(defmacro call-double (fn value) `(let((a ,value)) (,fn a a)))
You don't want pervasive declarations in the context of the macro
invocation to muck with what "a" means.
One source of problems with "special" declarations is that they talk
about two different things: references & bindings. Since we're
considering radical changes, lets consider separating out the two uses:
(DECLARE (SPECIAL var1 var2 ...))
only affect the *binding* of var1 and var2. Which binding? Only the one
that they are lexically apparent in. SPECIAL declarations can only occur
in declarations in LAMBDA and LET and are only meaningful for the
variables that are actually bound there.
How do you tell if a *reference* is special or lexical? A reference is
lexical if the variable is lexically apparent, and special if it isn't.
If you want, we can add another declaration (SPECIAL-REFERENCE var1 var2
...) which is like (IGNORE var1 ...) in that its only use is to turn off

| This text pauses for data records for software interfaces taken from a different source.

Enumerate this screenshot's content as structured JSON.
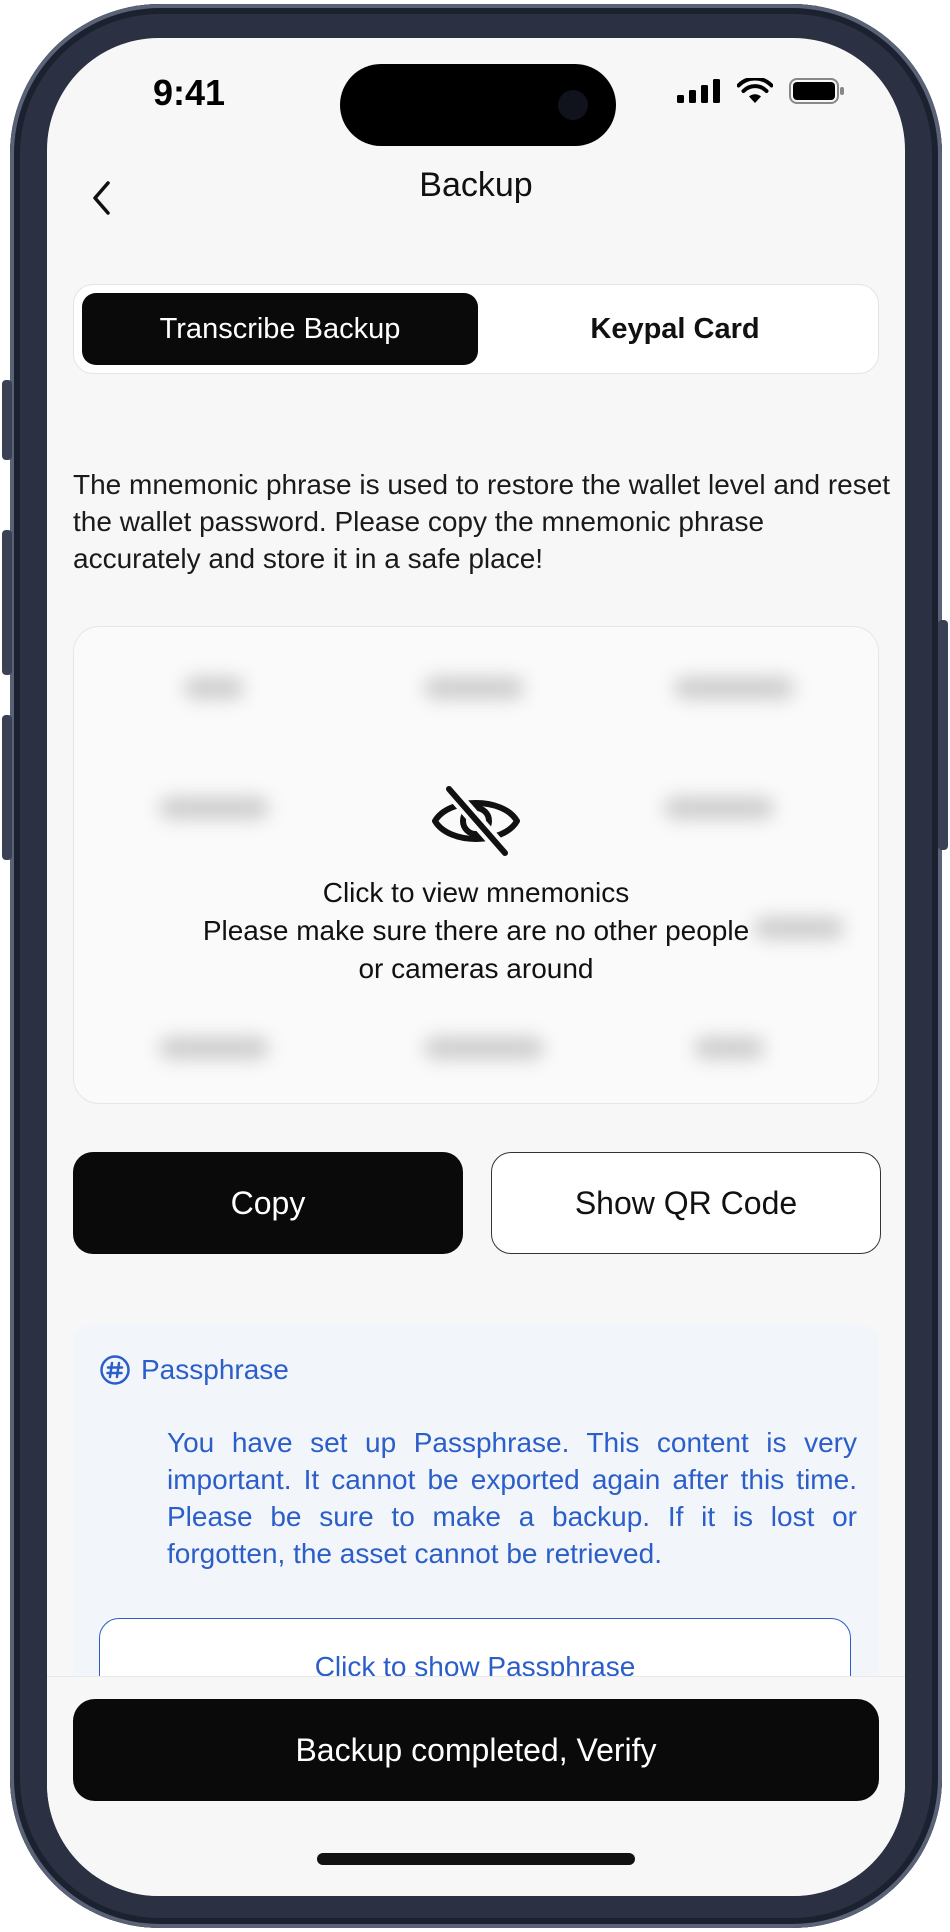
{
  "status_bar": {
    "time": "9:41"
  },
  "nav": {
    "title": "Backup"
  },
  "tabs": [
    {
      "label": "Transcribe Backup",
      "active": true
    },
    {
      "label": "Keypal Card",
      "active": false
    }
  ],
  "description": "The mnemonic phrase is used to restore the wallet level and reset the wallet password. Please copy the mnemonic phrase accurately and store it in a safe place!",
  "mnemonic": {
    "line1": "Click to view mnemonics",
    "line2": "Please make sure there are no other people",
    "line3": "or cameras around"
  },
  "actions": {
    "copy_label": "Copy",
    "qr_label": "Show QR Code"
  },
  "passphrase": {
    "title": "Passphrase",
    "text": "You have set up Passphrase. This content is very important. It cannot be exported again after this time. Please be sure to make a backup. If it is lost or forgotten, the asset cannot be retrieved.",
    "button_label": "Click to show Passphrase"
  },
  "footer": {
    "verify_label": "Backup completed, Verify"
  },
  "colors": {
    "primary": "#0a0a0a",
    "accent_blue": "#2b5ec9",
    "background": "#f7f7f7"
  }
}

compiler warnings. In this case, if you declare something as
USED-FREELY, the compiler won't warn about special references to
variables that aren't PROCLAIMed special.
(Interlisp has this separation: special declarations are done with
SPECVARS, while reference declarations, just there to turn off warnings,
are done with USEDFREE.)